Landish adopts a baby boy because he holds his own father responsible for the death of the child's father. Back in the attic room he tends the child, spending his days writing and each night burning what he wrote. When he becomes desperate to provide for the boy, he writes to Van asking for help. Eventually they join him in North Carolina at Vanderland, where Landish is to tutor Van's daughter. That sounds like a good opportunity, but both Van and Landish are deeply troubled characters and it turns out to be a precarious situation for everybody.    

At this point I found the story dragged a bit and I began to wonder what the point was, but his writing is so good I didn't think seriously about not finishing,  and in the end I was glad kept going.  

The characters in this book and others of Johnston's that I've read are unlike any I meet anywhere else, and yet they are always relatable on some level. They're just peculiar enough that you are compelled to try to understand them, even when you're furious with them. You want so much for them to succeed, to live better, to stop self-destructing. There are layers and layers to each of them, and to the plot - he really is a brilliant writer. I did like this one, but maybe not quite so much as the others. 

I got the opportunity to visit the Biltmore Estate a few years ago and it is nothing short of breathtaking. It's a working estate with a tourist village that's fun to explore, but the jewel of the estate is the house, as seen in this picture I took while there. Hard to believe it was home to a family of only three, but at least one of those floors was probably used to house the large staff required to keep it running.

We stayed at the nearby Biltmore Inn, also a beautiful place. This was our lovely room:

And here's the link to their website where you can take a virtual tour:

How To Stop Time

 How To Stop Time by Matt Haig

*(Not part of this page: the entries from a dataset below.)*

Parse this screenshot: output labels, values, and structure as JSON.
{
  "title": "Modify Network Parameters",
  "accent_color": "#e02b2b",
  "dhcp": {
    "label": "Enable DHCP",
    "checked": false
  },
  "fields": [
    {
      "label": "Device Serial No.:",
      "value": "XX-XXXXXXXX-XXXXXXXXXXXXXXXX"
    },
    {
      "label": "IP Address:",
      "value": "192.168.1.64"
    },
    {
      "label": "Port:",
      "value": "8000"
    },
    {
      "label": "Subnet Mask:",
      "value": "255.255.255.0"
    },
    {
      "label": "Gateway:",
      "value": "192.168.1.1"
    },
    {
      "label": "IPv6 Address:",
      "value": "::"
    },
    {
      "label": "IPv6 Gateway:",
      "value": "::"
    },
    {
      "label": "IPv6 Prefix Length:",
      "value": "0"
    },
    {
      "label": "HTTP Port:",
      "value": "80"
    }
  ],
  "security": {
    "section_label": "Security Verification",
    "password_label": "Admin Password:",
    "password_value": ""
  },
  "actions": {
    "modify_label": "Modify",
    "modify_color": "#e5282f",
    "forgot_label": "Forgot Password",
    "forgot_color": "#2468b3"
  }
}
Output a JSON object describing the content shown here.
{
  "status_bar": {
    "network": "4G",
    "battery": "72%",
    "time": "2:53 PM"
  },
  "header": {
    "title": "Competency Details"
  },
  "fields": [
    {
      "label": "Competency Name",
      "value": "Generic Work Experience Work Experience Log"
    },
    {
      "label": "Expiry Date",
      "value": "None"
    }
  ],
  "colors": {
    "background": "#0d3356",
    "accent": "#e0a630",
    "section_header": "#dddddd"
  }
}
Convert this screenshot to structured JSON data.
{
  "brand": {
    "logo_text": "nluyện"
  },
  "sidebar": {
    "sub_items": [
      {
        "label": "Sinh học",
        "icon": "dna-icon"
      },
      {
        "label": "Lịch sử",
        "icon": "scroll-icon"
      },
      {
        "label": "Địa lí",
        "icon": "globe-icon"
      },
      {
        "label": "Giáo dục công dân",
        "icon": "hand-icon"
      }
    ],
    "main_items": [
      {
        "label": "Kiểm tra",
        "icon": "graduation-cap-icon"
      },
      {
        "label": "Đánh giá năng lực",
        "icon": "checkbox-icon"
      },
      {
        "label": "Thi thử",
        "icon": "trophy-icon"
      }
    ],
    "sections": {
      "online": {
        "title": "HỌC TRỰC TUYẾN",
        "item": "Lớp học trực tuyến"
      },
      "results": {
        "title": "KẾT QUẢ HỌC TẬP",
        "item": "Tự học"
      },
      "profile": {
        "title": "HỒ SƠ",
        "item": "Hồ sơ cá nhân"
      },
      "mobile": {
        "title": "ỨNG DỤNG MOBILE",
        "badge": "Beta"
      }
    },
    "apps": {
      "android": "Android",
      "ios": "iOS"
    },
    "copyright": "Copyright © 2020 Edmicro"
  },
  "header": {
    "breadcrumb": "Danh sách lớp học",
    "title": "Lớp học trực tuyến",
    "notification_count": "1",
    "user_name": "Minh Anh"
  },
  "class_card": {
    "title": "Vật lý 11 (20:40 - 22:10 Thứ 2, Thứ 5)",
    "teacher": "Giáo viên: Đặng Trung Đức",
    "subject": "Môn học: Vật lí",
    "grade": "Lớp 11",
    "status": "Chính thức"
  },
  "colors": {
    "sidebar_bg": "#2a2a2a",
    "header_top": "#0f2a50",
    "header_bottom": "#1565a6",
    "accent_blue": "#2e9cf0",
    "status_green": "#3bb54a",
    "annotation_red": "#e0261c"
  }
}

Tom Hazard has a rare condition called anageria, causing him to age at an extremely slow rate. He looks 40 but has actually lived over 400 years, which may not be as great as it sounds. If he stays very long in one place people become suspicious and question why he's not aging, and that's usually followed by all sorts of rumors and wild accusations. As a boy, his mother is accused of witchcraft; as a young man, he is forced to leave his wife and daughter behind for their protection. It's a dangerous life.

In time he finds others like himself and is recruited to The Albatross Society, an organization formed for the protection of people like Tom. The man who runs it arranges for the members to be relocated every 8 years with complete new identities in exchange for which they do jobs for the Society. Tom accepts a mission that leads him to change his thinking about what life is for and how it should be lived. 

In his current situation as a teacher, he meets, and is attracted to, a woman who says she recognizes him from a very old painting. Tom knows the first rule of The Albatross Society is "don't get involved in relationships", but he's lonely and he likes her. Eventually he has to tell her the truth about his age...I'll let you imagine how that conversation goes.        

It's an interesting story - if a bit heavy on angst - that asks some serious questions. What is life for? Does it matter how you live? If you had unlimited time, what would you do differently? Is more time necessarily better?   

I liked this one, and these lines in particular:

"...the only reason such music exists is because it is a language that couldn't be communicated in any other way..."

"The main lesson of history is: humans don't learn from history."

" only need to switch on the news to see the dreadful repetitions, the terrible unlearned lessons, the twenty-first century slowly becoming a crude cover version of the twentieth."

" I understand that the way you stop time is by stopping being ruled by it. I am no longer drowning in my past, or fearful of my future."
"To teach feels like you are a guardian of time itself, protecting the future happiness of the world via the minds that are yet to shape it."